Sprain versus Strain Injuries
Causes, Symptoms and Treatments
The words sprain and strain are often used interchangeably when talking about soft tissue injuries. They may appear similar, but the underlying injury is different.
A SPRAIN happens when ligament tissue has been stretched or torn. Ligaments are a tissue that attaches bone to bone and helps keep structures stable. The most common areas for sprains are the ankles, knees and wrists.
Sprains usually happen suddenly because of falling awkwardly, sports injuries or car accidents. When you twist, push, hit or quickly and unexpectedly move a joint in a non-typical way, ligament damage and a sprain can be the result.

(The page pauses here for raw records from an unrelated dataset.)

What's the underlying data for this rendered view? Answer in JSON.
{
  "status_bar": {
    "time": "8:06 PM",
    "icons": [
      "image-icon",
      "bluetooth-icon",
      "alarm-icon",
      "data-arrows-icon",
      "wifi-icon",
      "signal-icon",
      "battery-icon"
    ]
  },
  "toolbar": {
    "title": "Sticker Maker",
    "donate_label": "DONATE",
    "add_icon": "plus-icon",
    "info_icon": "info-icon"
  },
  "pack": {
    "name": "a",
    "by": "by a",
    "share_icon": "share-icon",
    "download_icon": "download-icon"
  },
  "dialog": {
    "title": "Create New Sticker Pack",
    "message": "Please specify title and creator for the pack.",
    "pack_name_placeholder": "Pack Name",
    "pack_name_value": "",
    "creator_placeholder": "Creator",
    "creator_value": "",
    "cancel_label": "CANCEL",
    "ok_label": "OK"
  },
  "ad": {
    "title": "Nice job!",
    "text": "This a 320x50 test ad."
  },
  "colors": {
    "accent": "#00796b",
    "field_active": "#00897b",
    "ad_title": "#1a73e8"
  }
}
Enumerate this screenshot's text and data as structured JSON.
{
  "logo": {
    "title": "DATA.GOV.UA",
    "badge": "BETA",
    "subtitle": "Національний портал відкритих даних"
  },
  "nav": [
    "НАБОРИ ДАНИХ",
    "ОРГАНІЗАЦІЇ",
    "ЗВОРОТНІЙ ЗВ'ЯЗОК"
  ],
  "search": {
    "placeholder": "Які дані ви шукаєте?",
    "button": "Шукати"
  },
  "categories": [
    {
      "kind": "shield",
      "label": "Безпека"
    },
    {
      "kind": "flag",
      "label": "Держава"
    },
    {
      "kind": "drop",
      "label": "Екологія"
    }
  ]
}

A STRAIN happens when a muscle or tendon is damaged. Tendons are a tissue that attaches muscle to bone. The most common areas for strains are the elbows, hamstring muscles and lower back.
Strains are often caused by stressing the area over time. Repetitive movements, exercising the same muscles without enough rest or repeated heavy lifting are often the cause of strains. Strains are also referred to as "torn" or "pulled" muscles.
Both injuries tend to have swelling, pain in the affected joint, create reduced flexibility and make it difficult to use the joint's full range of motion. The primary differences are that sprains also tend to have bruising, while strains may produce muscle spasms.
Immediate treatment can best be summed up in the word PRICE, but those letters don't mean what you think.
P=PROTECT the injured body part from further harm.
R=REST for a day or two, while your body heals.
I=IGNORE icing. That's right, don't bother icing the injured part unless a doctor specifically prescribes it. Clinical studies have shown that icing can reduce short-term pain, but it slows down muscle healing.
C=COMPRESSION. Make sure compression bandages are applied appropriately. You want to avoid non-elastic bandages that don't flex. They can reduce the blood flow too much, potentially causing ischemia. Use elastic bandages that stay in place, but that can still expand and contract with your muscles.
E=ELEVATE the injured body part to slow blood flow to the affected area. It should only be done short-term as a way to reduce painful swelling. Long-term elevation should only be done under the direction of a doctor, because good circulation is critical for long-term recovery.
Both sprains and strains can be serious. If you experience any of these six signs, you need to go see a doctor.
1. If you've got any numbness or tingling.
2. If the pain is bad enough you have to limp.
3. If the pain interrupts your sleep or interferes with your daily activities.
4. If the pain continues to get worse over time.
5. If you develop fever or chills, a possible sign of infection.
6. If the pain doesn't go away in a day or two.
A doctor will typically order an X-ray, to make sure there aren't broken bones or fractures. If the X-ray's not clear, you might also be asked to get an MRI. An MRI can give very detailed images of the joint, potentially showing very small fractures or breaks in the bone an X-ray might miss.
If you don't have any breaks or injuries to the bone, your doctor will likely diagnose you with a sprain or strain. The treatment for a moderate injury is rest for the first 2-3 days, then return to limited activities. Take extra precautions to protect the joint for the next 1-2 months.
More severe sprains or strains can take much longer to heal. You may be prescribed physical therapy to regain range of motion and build strength.
The most severe sprains or strains may require surgery to repair damaged or torn ligaments, tendons or muscles. Healing properly requires long-term protection of the damaged area and physical therapy. Plan on it taking up to a year for full recovery.
Your best way of dealing with either problem is prevention. Learn how to move properly in competitive contact sports. Make sure workout routines include minor supporting muscles, not just the big “vanity” muscles. Give your body plenty of rest between workouts. Don't try to push yourself too far when you're just starting. Be extra cautious on wet, slippery or icy surfaces.
Call for a FREE Consultation (305) 296-3434
CAUTION: Check with your doctor before
beginning any diet or exercise program.